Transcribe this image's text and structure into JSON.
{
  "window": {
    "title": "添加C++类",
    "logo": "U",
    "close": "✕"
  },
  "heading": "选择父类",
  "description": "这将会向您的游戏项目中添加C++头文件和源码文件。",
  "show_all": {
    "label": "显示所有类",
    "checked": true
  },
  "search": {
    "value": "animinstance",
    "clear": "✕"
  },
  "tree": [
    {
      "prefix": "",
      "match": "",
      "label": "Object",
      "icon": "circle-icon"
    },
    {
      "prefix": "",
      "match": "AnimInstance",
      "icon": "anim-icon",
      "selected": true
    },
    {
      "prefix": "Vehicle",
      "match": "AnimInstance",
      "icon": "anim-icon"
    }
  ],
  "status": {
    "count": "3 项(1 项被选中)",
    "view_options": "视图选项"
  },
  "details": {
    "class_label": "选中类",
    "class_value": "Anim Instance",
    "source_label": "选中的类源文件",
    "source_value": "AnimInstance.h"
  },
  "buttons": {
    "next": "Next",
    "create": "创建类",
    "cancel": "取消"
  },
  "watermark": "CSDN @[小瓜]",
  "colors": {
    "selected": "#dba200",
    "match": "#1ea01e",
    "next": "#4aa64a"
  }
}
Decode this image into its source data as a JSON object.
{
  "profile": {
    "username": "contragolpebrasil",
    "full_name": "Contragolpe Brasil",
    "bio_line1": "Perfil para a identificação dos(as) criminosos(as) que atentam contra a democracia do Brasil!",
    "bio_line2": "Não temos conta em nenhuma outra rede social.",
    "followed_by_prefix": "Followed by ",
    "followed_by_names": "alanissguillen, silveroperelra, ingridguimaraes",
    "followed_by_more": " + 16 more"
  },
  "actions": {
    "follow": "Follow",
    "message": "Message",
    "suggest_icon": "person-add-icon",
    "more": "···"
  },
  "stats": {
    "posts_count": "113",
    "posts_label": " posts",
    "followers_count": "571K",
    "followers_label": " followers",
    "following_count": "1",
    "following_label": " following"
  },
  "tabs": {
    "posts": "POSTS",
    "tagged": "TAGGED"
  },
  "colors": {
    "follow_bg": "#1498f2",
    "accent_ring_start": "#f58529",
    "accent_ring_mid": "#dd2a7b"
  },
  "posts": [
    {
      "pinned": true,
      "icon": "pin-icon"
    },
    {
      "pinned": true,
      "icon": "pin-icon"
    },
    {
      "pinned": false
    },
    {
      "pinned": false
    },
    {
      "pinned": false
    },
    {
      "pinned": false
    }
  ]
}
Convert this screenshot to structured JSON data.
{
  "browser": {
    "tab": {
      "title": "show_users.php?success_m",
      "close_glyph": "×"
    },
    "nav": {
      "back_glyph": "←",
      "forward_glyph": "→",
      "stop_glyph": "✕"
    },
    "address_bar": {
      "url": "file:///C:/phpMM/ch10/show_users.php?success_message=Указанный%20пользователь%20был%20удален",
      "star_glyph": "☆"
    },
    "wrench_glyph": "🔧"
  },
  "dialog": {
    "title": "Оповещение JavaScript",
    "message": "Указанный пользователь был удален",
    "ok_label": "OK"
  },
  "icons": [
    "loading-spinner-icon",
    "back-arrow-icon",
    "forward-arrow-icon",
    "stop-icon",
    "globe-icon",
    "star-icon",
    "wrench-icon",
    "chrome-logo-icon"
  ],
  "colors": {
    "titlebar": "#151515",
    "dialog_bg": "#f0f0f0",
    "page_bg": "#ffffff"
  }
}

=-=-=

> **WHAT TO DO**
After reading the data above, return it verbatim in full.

> **TASK ANSWER**
Transcribe this image's text and structure into JSON.
{
  "window": {
    "title": "添加C++类",
    "logo": "U",
    "close": "✕"
  },
  "heading": "选择父类",
  "description": "这将会向您的游戏项目中添加C++头文件和源码文件。",
  "show_all": {
    "label": "显示所有类",
    "checked": true
  },
  "search": {
    "value": "animinstance",
    "clear": "✕"
  },
  "tree": [
    {
      "prefix": "",
      "match": "",
      "label": "Object",
      "icon": "circle-icon"
    },
    {
      "prefix": "",
      "match": "AnimInstance",
      "icon": "anim-icon",
      "selected": true
    },
    {
      "prefix": "Vehicle",
      "match": "AnimInstance",
      "icon": "anim-icon"
    }
  ],
  "status": {
    "count": "3 项(1 项被选中)",
    "view_options": "视图选项"
  },
  "details": {
    "class_label": "选中类",
    "class_value": "Anim Instance",
    "source_label": "选中的类源文件",
    "source_value": "AnimInstance.h"
  },
  "buttons": {
    "next": "Next",
    "create": "创建类",
    "cancel": "取消"
  },
  "watermark": "CSDN @[小瓜]",
  "colors": {
    "selected": "#dba200",
    "match": "#1ea01e",
    "next": "#4aa64a"
  }
}
Decode this image into its source data as a JSON object.
{
  "profile": {
    "username": "contragolpebrasil",
    "full_name": "Contragolpe Brasil",
    "bio_line1": "Perfil para a identificação dos(as) criminosos(as) que atentam contra a democracia do Brasil!",
    "bio_line2": "Não temos conta em nenhuma outra rede social.",
    "followed_by_prefix": "Followed by ",
    "followed_by_names": "alanissguillen, silveroperelra, ingridguimaraes",
    "followed_by_more": " + 16 more"
  },
  "actions": {
    "follow": "Follow",
    "message": "Message",
    "suggest_icon": "person-add-icon",
    "more": "···"
  },
  "stats": {
    "posts_count": "113",
    "posts_label": " posts",
    "followers_count": "571K",
    "followers_label": " followers",
    "following_count": "1",
    "following_label": " following"
  },
  "tabs": {
    "posts": "POSTS",
    "tagged": "TAGGED"
  },
  "colors": {
    "follow_bg": "#1498f2",
    "accent_ring_start": "#f58529",
    "accent_ring_mid": "#dd2a7b"
  },
  "posts": [
    {
      "pinned": true,
      "icon": "pin-icon"
    },
    {
      "pinned": true,
      "icon": "pin-icon"
    },
    {
      "pinned": false
    },
    {
      "pinned": false
    },
    {
      "pinned": false
    },
    {
      "pinned": false
    }
  ]
}
Convert this screenshot to structured JSON data.
{
  "browser": {
    "tab": {
      "title": "show_users.php?success_m",
      "close_glyph": "×"
    },
    "nav": {
      "back_glyph": "←",
      "forward_glyph": "→",
      "stop_glyph": "✕"
    },
    "address_bar": {
      "url": "file:///C:/phpMM/ch10/show_users.php?success_message=Указанный%20пользователь%20был%20удален",
      "star_glyph": "☆"
    },
    "wrench_glyph": "🔧"
  },
  "dialog": {
    "title": "Оповещение JavaScript",
    "message": "Указанный пользователь был удален",
    "ok_label": "OK"
  },
  "icons": [
    "loading-spinner-icon",
    "back-arrow-icon",
    "forward-arrow-icon",
    "stop-icon",
    "globe-icon",
    "star-icon",
    "wrench-icon",
    "chrome-logo-icon"
  ],
  "colors": {
    "titlebar": "#151515",
    "dialog_bg": "#f0f0f0",
    "page_bg": "#ffffff"
  }
}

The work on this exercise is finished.